Herald-Sun - Start-up looks to build business in off-grid energy technology
By Laura Oleniacz
A Virginia-based start-up behind technology designed to reduce the fuel consumption of electric generators has opened a research and development office in Durham, and is working here to continue to develop the technology.
Earl Energy opened the approximately 4,000-square-foot office in November on Stirrup Creek Drive in Durham. The office employs about 10 people here, said Steven Jones, a company spokesman.
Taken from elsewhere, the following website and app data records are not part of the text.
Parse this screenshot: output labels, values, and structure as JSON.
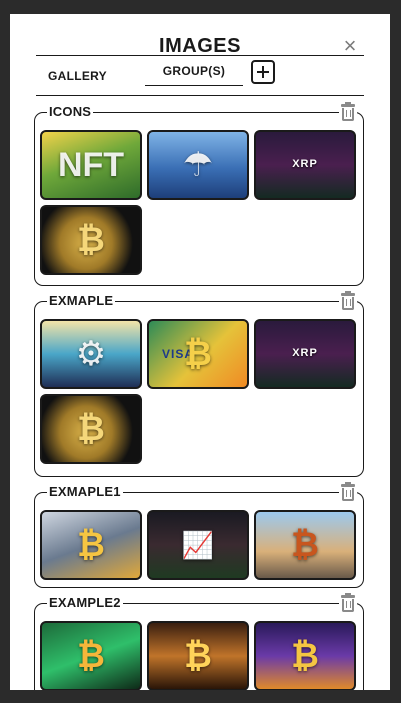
{
  "dialog": {
    "title": "IMAGES",
    "close_symbol": "×"
  },
  "tabs": [
    {
      "label": "GALLERY",
      "active": false
    },
    {
      "label": "GROUP(S)",
      "active": true
    }
  ],
  "add_button": {
    "icon": "plus-square-icon"
  },
  "groups": [
    {
      "name": "ICONS",
      "images": [
        {
          "icon": "nft-image",
          "caption": "NFT"
        },
        {
          "icon": "character-image",
          "caption": ""
        },
        {
          "icon": "crypto-tickers-image",
          "caption": "XRP"
        },
        {
          "icon": "bitcoin-coin-image",
          "caption": ""
        }
      ]
    },
    {
      "name": "EXMAPLE",
      "images": [
        {
          "icon": "robot-image",
          "caption": ""
        },
        {
          "icon": "visa-card-image",
          "caption": "VISA"
        },
        {
          "icon": "crypto-tickers-image",
          "caption": "XRP"
        },
        {
          "icon": "bitcoin-coin-image",
          "caption": ""
        }
      ]
    },
    {
      "name": "EXMAPLE1",
      "images": [
        {
          "icon": "bitcoin-robot-image",
          "caption": ""
        },
        {
          "icon": "trader-chart-image",
          "caption": ""
        },
        {
          "icon": "bitcoin-city-image",
          "caption": ""
        }
      ]
    },
    {
      "name": "EXAMPLE2",
      "images": [
        {
          "icon": "bitcoin-green-image",
          "caption": ""
        },
        {
          "icon": "bitcoin-crowd-image",
          "caption": ""
        },
        {
          "icon": "bitcoin-purple-image",
          "caption": ""
        }
      ]
    }
  ],
  "colors": {
    "backdrop": "#2b2b2b",
    "panel": "#ffffff",
    "text": "#1a1a1a",
    "icon_gray": "#8a8a8a"
  }
}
Earl Energy is selling a system called the FlexGen that's designed to plug into a standard, diesel-fuel-powered generator in off-grid locations to reduce the generator's fuel consumption, according to an email from Jones. The system uses lithium ion batteries to supply power, with some help from solar panels.
When the batteries run down, the diesel-fuel generator takes over, Jones said. And then when the batteries are recharged, power is again supplied by the FlexGen.
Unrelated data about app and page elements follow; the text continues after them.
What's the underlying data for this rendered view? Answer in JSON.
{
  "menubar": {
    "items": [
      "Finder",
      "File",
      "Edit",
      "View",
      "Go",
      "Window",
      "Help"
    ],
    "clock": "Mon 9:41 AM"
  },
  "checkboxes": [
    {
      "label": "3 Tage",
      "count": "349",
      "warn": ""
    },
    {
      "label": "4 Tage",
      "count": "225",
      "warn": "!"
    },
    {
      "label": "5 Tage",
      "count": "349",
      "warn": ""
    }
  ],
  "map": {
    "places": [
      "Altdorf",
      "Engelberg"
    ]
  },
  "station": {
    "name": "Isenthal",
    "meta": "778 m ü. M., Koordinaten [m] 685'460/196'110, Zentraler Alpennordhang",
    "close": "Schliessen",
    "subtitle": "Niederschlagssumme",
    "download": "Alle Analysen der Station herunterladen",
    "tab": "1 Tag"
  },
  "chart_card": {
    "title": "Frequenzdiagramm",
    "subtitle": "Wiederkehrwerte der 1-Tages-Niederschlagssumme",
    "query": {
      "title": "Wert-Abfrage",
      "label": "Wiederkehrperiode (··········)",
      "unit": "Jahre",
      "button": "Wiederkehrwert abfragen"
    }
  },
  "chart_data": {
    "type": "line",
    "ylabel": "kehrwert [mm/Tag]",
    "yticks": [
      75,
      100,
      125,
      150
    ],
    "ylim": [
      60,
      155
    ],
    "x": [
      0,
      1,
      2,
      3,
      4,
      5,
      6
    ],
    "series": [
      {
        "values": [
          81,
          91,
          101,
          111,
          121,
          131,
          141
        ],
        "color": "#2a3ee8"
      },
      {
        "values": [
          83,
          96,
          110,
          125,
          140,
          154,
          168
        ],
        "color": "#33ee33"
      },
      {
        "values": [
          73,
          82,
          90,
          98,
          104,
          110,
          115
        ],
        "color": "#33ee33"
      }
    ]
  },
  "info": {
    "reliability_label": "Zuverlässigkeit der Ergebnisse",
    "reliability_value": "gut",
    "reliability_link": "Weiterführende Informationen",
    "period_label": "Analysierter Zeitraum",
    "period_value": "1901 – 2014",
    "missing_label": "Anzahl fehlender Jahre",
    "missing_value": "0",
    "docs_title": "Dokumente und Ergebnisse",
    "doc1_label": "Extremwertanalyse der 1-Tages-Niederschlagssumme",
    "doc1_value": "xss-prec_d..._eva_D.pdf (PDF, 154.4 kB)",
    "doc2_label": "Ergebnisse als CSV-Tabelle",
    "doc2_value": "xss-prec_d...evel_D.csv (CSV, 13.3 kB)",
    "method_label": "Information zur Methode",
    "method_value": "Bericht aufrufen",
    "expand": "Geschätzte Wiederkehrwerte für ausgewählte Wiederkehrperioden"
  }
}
The batteries are sourced from other suppliers.
The company has sold a total of 10 of those systems since 2010, Jones said, to the U.S. Marine Corps, U.S. Navy Seals, U.S. Army Rapid Equipping force and the Joint Special Operations Task Force-Afghanistan.
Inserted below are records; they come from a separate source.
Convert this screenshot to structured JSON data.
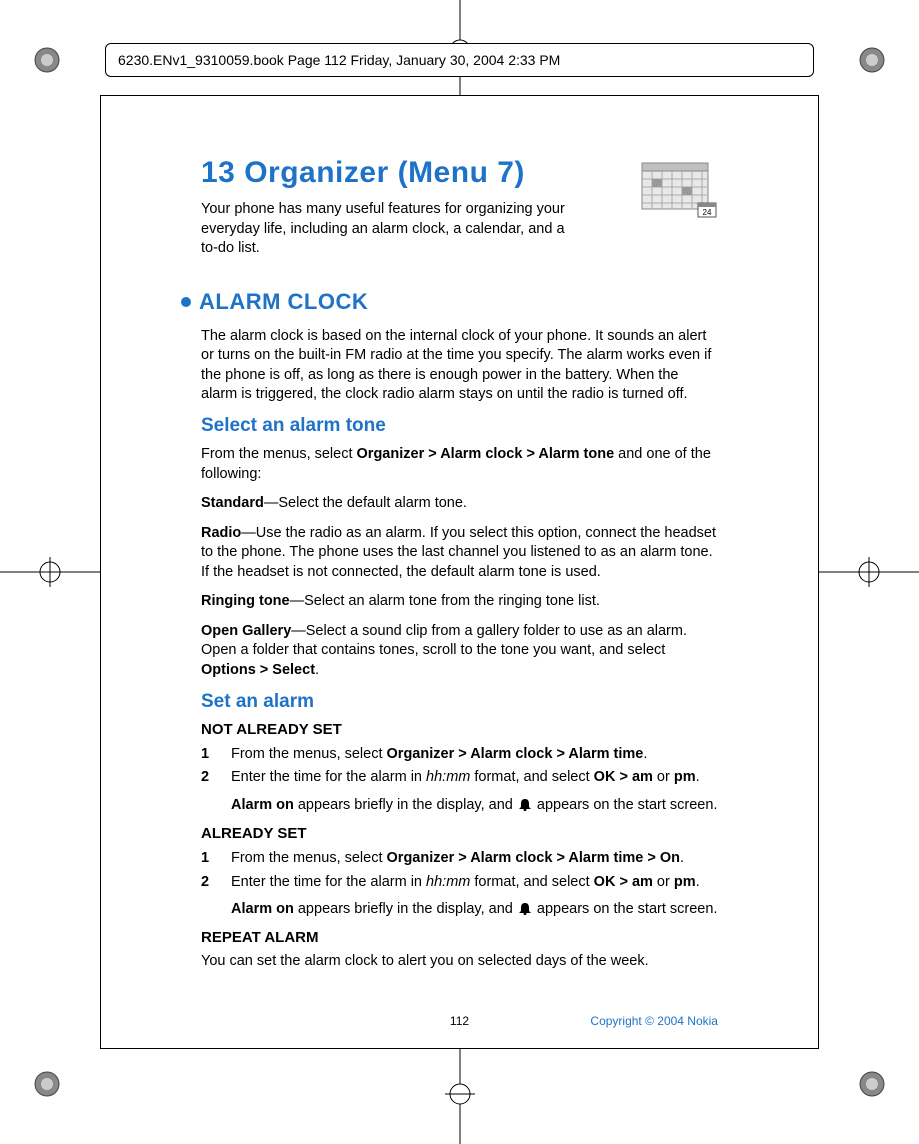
{
  "book_info": "6230.ENv1_9310059.book  Page 112  Friday, January 30, 2004  2:33 PM",
  "chapter": {
    "title": "13 Organizer (Menu 7)",
    "intro": "Your phone has many useful features for organizing your everyday life, including an alarm clock, a calendar, and a to-do list."
  },
  "alarm_clock": {
    "heading": "ALARM CLOCK",
    "intro": "The alarm clock is based on the internal clock of your phone. It sounds an alert or turns on the built-in FM radio at the time you specify. The alarm works even if the phone is off, as long as there is enough power in the battery. When the alarm is triggered, the clock radio alarm stays on until the radio is turned off.",
    "select_tone": {
      "heading": "Select an alarm tone",
      "intro_prefix": "From the menus, select ",
      "intro_bold": "Organizer > Alarm clock > Alarm tone",
      "intro_suffix": " and one of the following:",
      "options": {
        "standard": {
          "label": "Standard",
          "desc": "—Select the default alarm tone."
        },
        "radio": {
          "label": "Radio",
          "desc": "—Use the radio as an alarm. If you select this option, connect the headset to the phone. The phone uses the last channel you listened to as an alarm tone. If the headset is not connected, the default alarm tone is used."
        },
        "ringing": {
          "label": "Ringing tone",
          "desc": "—Select an alarm tone from the ringing tone list."
        },
        "gallery": {
          "label": "Open Gallery",
          "desc_prefix": "—Select a sound clip from a gallery folder to use as an alarm. Open a folder that contains tones, scroll to the tone you want, and select ",
          "desc_bold": "Options > Select",
          "desc_suffix": "."
        }
      }
    },
    "set_alarm": {
      "heading": "Set an alarm",
      "not_set": {
        "heading": "NOT ALREADY SET",
        "step1_prefix": "From the menus, select ",
        "step1_bold": "Organizer > Alarm clock > Alarm time",
        "step1_suffix": ".",
        "step2_prefix": "Enter the time for the alarm in ",
        "step2_italic": "hh:mm",
        "step2_mid": " format, and select ",
        "step2_bold1": "OK > am",
        "step2_or": " or ",
        "step2_bold2": "pm",
        "step2_suffix": ".",
        "followup_bold": "Alarm on",
        "followup_mid": " appears briefly in the display, and ",
        "followup_suffix": " appears on the start screen."
      },
      "already_set": {
        "heading": "ALREADY SET",
        "step1_prefix": "From the menus, select ",
        "step1_bold": "Organizer > Alarm clock > Alarm time > On",
        "step1_suffix": ".",
        "step2_prefix": "Enter the time for the alarm in ",
        "step2_italic": "hh:mm",
        "step2_mid": " format, and select ",
        "step2_bold1": "OK > am",
        "step2_or": " or ",
        "step2_bold2": "pm",
        "step2_suffix": ".",
        "followup_bold": "Alarm on",
        "followup_mid": " appears briefly in the display, and ",
        "followup_suffix": " appears on the start screen."
      },
      "repeat": {
        "heading": "REPEAT ALARM",
        "body": "You can set the alarm clock to alert you on selected days of the week."
      }
    }
  },
  "footer": {
    "page": "112",
    "copyright": "Copyright © 2004 Nokia"
  }
}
The company is also working on a product for non-military commercial buyers. Jones said the company would target those products for mining operations or for ships.
Pasi Taimela, director of engineering for Earl Energy, said the company's long-term development plan is to be an original equipment manufacturer for other companies.
Jones said Earl Energy went from three employees in the past year to about 20. The company has offices in Virginia Beach, Va., small offices in Houston and in San Diego, Calif., as well as the location here.
The company has generated sales revenues, but has not yet broken even.
Taimela said the company has been funded by private investments. According to U.S. Securities and Exchange Commission filings, the company sold ownership stakes in the company in 2011.
Jones said company officials chose to open an office here because of the availability of engineering and other talent here. Taimela also said the location of the FREEDM Systems Center also played a role.
Headquartered at N.C. State University in Raleigh, the center is a National Science Foundation Engineering Research Center devoted to smart-grid technology development.
According to the U.S. Department of Energy, smart grid technologies are "computerizing" the electric utility grid by adding two-way digital communication technology to devices that allow for data collection, among other purposes.
Earl Energy opened its local office on Tuesday for a tour of its technology for U.S. Rep. David Price, D-Chapel Hill. Jones said company leaders wanted introduce the office and the technology to Price.